I discovered that it really isn't that hard to do. It does need to be removed from the bike to do it as it needs to be turned upside down to drain it. Right saddlebag needs to come off. The air fitting needs to be removed using a 14mm socket and then the top and bottom shock bolt need to be removed. After that, turn it upside down and pump it a few times but be careful because it will spray out. After pumping a few times, it should be pretty much drained. Next turn it right side up and slip something through the bottom mounting hole so you can stand on it and keep it up right. I used a long screwdriver. At this point I found one of the cone shaped fittings from my mityvac kit that was cone shaped on one side and flat on the other. I believe I used the second one from
the top on the right. The backside fit inside the opening for the air fitting pretty well by winding it in. I then attached a length of clear hose to it. Next I used a syringe that had a cone shape on the end that fit tightly into the other end of the clear hose. It was similar to this one and can be found at pet supply places for a couple bucks: http://www.birdb.com/osc/product_inf...mp;language=en
I bought a bottle of Honda SS-7 suspension fluid. I pulled the plunger of the syringe out and filled it to 60cc=60ml of fluid holding my finger over the end, stuck the plunger back in and turned the syringe upside down. Leaving the shock collapsed, I then put the syringe into the other end of the clear plastic tube. While holding the syringe in one hand, I pulled up on the shock while standing the screwdriver. This created a vacuum and while squeezing the syringe, the fluid got sucked right into the shock. After the fluid went in, I pulled the plunger out to release the vacuum then pulled the syring off to fill it again. I collapsed the shock again and repeated the above step a second time. I did this one more (third time) but only filled with 20cc=20ml of fluid. The capacity of the shock is 140cc=140ml of fluid. This last time, I didn't collapse the shock. I did however pull the plunger out on the syringe and put the plunger back in squeezing one last time to force all the fluid out of the hose. I then brought the shock back over to the bike and installed the top and bottom bolts. FYI, they only need to be torqued to 17 ft lbs so this is just slightly more than snug. I then attached the air fitting making sure that there was still the o-rings on either side of the banjo fitting.The air fitting only needs 4 ft lbs so basically just snug.
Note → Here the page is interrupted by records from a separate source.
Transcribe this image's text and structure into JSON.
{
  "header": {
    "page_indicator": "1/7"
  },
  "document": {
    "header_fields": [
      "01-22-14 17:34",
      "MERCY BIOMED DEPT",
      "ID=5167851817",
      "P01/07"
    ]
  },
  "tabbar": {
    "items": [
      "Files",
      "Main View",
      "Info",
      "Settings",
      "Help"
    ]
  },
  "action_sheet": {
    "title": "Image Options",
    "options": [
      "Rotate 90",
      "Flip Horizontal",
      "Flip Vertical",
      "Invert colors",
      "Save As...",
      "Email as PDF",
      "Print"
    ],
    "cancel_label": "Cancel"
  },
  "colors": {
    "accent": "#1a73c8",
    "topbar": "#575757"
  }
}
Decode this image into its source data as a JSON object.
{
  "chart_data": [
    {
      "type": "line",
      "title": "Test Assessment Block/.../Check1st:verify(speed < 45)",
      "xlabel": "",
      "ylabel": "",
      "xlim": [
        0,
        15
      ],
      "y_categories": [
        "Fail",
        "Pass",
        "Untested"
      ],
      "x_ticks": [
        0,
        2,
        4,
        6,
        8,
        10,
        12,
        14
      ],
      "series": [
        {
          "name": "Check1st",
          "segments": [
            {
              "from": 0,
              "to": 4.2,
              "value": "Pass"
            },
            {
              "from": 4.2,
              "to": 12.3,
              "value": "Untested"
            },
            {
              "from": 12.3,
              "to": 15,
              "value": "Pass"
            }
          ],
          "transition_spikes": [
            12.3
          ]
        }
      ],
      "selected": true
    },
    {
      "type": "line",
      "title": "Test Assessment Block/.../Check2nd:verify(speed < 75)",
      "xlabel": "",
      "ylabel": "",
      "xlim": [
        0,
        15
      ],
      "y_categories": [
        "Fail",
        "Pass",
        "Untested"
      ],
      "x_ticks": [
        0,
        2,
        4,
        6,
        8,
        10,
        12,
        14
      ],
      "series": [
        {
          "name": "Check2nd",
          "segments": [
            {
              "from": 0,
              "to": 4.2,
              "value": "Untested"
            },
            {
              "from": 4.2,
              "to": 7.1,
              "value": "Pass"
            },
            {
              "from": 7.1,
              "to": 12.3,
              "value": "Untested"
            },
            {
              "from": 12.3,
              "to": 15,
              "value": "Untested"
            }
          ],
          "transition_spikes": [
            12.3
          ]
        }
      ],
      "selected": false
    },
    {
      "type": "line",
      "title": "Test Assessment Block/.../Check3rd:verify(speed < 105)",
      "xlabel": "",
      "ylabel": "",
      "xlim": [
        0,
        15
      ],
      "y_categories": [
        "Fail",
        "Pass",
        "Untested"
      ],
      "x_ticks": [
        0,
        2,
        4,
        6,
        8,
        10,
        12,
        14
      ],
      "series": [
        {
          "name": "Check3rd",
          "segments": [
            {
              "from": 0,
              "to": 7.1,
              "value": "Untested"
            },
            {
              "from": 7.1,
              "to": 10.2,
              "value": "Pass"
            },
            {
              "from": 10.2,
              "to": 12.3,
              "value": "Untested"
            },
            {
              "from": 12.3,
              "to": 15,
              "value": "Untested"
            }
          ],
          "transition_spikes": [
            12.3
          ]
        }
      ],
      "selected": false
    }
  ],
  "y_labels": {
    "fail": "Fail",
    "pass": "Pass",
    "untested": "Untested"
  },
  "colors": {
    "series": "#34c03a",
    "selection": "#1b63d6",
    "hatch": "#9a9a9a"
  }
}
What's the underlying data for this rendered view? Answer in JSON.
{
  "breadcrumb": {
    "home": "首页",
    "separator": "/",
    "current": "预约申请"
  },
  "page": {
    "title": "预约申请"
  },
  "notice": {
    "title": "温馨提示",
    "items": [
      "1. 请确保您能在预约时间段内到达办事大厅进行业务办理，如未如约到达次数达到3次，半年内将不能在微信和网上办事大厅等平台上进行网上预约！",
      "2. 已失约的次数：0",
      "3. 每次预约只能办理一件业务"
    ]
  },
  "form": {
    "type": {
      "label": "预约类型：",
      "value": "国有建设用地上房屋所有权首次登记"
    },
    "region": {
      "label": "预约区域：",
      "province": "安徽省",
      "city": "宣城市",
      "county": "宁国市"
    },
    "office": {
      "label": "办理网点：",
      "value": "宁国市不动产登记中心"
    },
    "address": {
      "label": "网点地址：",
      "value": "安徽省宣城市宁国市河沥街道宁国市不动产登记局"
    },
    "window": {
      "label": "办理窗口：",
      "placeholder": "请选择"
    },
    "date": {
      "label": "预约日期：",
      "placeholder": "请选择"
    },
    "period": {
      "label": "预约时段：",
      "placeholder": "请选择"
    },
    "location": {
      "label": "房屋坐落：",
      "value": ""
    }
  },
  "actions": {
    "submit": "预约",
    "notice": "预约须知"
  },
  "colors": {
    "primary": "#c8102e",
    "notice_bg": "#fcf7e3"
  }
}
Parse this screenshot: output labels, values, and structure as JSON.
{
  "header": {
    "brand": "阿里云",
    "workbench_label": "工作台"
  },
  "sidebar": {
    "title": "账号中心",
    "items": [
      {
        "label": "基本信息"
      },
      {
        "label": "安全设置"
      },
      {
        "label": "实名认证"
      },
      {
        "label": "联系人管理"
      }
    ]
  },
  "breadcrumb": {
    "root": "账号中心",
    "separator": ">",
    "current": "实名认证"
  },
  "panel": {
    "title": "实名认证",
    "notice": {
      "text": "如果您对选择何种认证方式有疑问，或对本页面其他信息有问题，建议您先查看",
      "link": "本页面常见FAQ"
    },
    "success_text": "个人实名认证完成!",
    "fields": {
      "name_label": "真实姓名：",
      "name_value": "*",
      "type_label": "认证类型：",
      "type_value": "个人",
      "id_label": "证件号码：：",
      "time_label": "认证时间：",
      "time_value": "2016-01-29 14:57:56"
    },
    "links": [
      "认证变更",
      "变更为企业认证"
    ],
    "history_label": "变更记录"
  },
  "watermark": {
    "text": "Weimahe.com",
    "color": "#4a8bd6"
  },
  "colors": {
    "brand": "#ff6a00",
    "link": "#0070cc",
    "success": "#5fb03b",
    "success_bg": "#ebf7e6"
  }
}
This procedure was no more difficult than changing out the fork oil or anything else, I may just to add it to things to periodically change.